Gather the lines from the material that contain "data".

Records shown:
|---|

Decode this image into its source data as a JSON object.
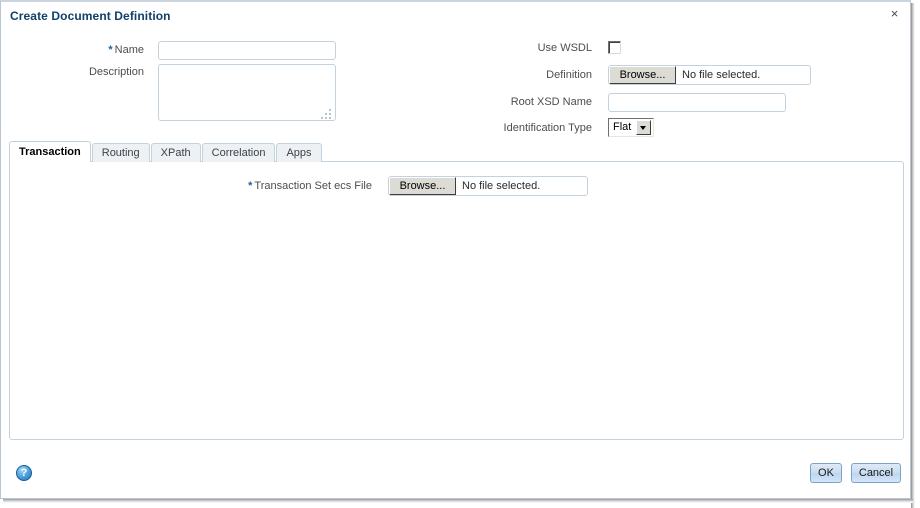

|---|

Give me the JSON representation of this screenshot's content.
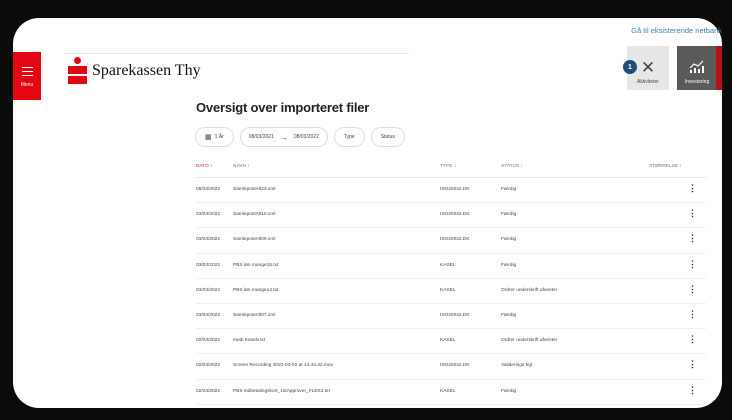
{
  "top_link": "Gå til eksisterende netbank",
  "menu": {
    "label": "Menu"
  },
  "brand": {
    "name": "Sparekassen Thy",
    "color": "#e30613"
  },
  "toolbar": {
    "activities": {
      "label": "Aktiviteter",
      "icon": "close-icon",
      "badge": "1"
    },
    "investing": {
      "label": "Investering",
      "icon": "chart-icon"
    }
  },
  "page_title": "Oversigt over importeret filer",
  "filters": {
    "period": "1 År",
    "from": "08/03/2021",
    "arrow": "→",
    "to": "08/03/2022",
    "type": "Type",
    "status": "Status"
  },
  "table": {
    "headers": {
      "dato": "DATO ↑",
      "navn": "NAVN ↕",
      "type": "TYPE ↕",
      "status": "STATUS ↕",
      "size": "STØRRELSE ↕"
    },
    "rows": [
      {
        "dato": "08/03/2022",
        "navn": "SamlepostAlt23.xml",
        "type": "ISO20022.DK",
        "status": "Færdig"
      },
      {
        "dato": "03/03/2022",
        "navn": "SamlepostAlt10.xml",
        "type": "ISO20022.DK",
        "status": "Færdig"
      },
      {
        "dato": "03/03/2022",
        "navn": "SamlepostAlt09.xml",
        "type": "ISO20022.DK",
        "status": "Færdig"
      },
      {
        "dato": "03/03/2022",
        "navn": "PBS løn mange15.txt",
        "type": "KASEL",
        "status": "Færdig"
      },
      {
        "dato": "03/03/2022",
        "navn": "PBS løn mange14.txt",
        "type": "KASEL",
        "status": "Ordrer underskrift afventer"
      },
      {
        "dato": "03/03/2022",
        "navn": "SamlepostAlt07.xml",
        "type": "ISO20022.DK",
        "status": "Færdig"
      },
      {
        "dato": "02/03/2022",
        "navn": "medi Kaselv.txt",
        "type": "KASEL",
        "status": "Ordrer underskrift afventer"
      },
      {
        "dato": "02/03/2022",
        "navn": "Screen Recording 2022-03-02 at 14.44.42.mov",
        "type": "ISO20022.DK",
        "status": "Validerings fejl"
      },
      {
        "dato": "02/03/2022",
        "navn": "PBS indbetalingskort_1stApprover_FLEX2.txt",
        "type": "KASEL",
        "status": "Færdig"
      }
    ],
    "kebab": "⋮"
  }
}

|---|

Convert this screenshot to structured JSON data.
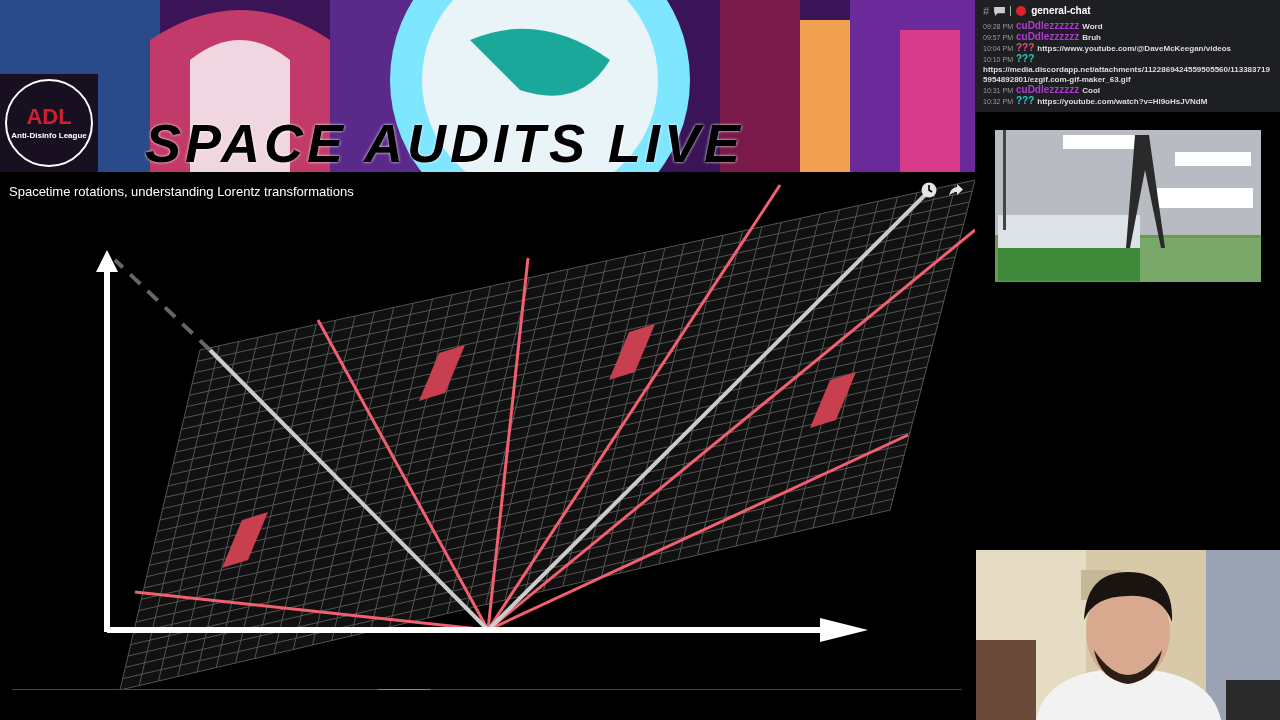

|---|

Answer to this exercise:
Decode this image into its source data as a JSON object.
Convert this screenshot to structured JSON data.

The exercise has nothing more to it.